Most cases of COVID-19 will resolve on their own. I want to stress that COVID-19 is more serious than a cold or the flu, but most people will get better on their own. Their immune systems will fight off the virus and might give them some immunity to that particular strain. As I noted earlier, most children might get the virus without even getting sick at all. We need a drug to help those who are immunocompromised, elderly, have other underlying diseases, or high at risk for respiratory or organ failure. When the vaccine is rolled out, it will be first given to these groups as well.
And because most people will get better on their own, we need randomized controlled trials in testing how drugs work. Let me explain. If a disease has a 100% fatality, in theory you don’t need to control with a placebo or no treatment compared to the experimental drug: you give the drug to everyone and see how many people get better. But with a disease in which 1-2% die, 98-99% of the population get better without drugs; how would you know what the effect of the drug is if it isn’t compared in a randomized controlled trial with a set of the population who hasn’t been given the drug? You wouldn’t and that would put those who truly need the drug to live at risk.

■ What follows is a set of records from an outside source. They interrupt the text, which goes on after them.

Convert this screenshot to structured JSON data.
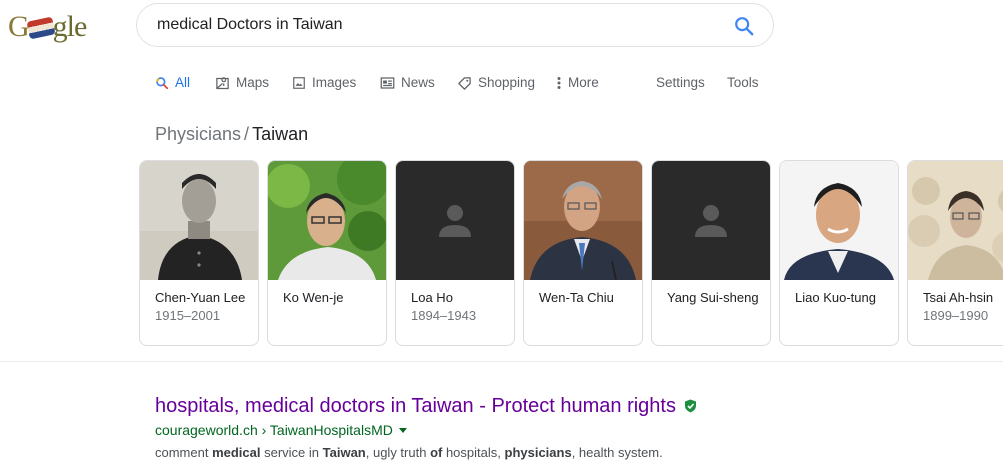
{
  "logo": {
    "text_a": "G",
    "text_b": "gle"
  },
  "search": {
    "query": "medical Doctors in Taiwan"
  },
  "tabs": [
    {
      "label": "All",
      "icon": "search-icon",
      "active": true
    },
    {
      "label": "Maps",
      "icon": "map-icon"
    },
    {
      "label": "Images",
      "icon": "image-icon"
    },
    {
      "label": "News",
      "icon": "news-icon"
    },
    {
      "label": "Shopping",
      "icon": "tag-icon"
    },
    {
      "label": "More",
      "icon": "more-vert-icon"
    },
    {
      "label": "Settings"
    },
    {
      "label": "Tools"
    }
  ],
  "breadcrumb": {
    "parent": "Physicians",
    "separator": "/",
    "current": "Taiwan"
  },
  "carousel": [
    {
      "name": "Chen-Yuan Lee",
      "years": "1915–2001"
    },
    {
      "name": "Ko Wen-je",
      "years": ""
    },
    {
      "name": "Loa Ho",
      "years": "1894–1943"
    },
    {
      "name": "Wen-Ta Chiu",
      "years": ""
    },
    {
      "name": "Yang Sui-sheng",
      "years": ""
    },
    {
      "name": "Liao Kuo-tung",
      "years": ""
    },
    {
      "name": "Tsai Ah-hsin",
      "years": "1899–1990"
    }
  ],
  "result": {
    "title": "hospitals, medical doctors in Taiwan - Protect human rights",
    "url": "courageworld.ch › TaiwanHospitalsMD",
    "snippet": {
      "p1": "comment ",
      "b1": "medical",
      "p2": " service in ",
      "b2": "Taiwan",
      "p3": ", ugly truth ",
      "b3": "of",
      "p4": " hospitals, ",
      "b4": "physicians",
      "p5": ", health system."
    }
  },
  "colors": {
    "link_visited": "#660099",
    "url_green": "#006621",
    "accent_blue": "#1a73e8"
  }
}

Let me give you an example. Let’s say right now you have the flu. You have aches, chills, and fever. I give you a quack treatment option to treat the flu, say concentrated cow-urine pills. You get better in four days and conclude that the pills made you better. But had you not taken the pills you would’ve gotten better anyway. We don’t know the urine pills made you better. This is where you shrug and say, “what harm does it do?” And I’ll tell you.
When we promote quack treatments we put the vulnerable population who need a real drug at risk. I mentioned the flu for a reason. Tens of thousands of elderly people die from it each year. Imagine if I had given one of the seriously ill a urine pill, or a water pill. or told them to stand on one leg for an hour each day, or clap their hands four times every morning to treat their serious ailment. They would’ve thought that they’d been given a legitimate treatment but at best might’ve had effects of a placebo. And that can be fatal.
When you forward a WhatsApp claim that doesn’t rely on evidence-based-medicine to someone who might need a real treatment to a disease, that is exactly what you are doing. You are doing more harm than you think. more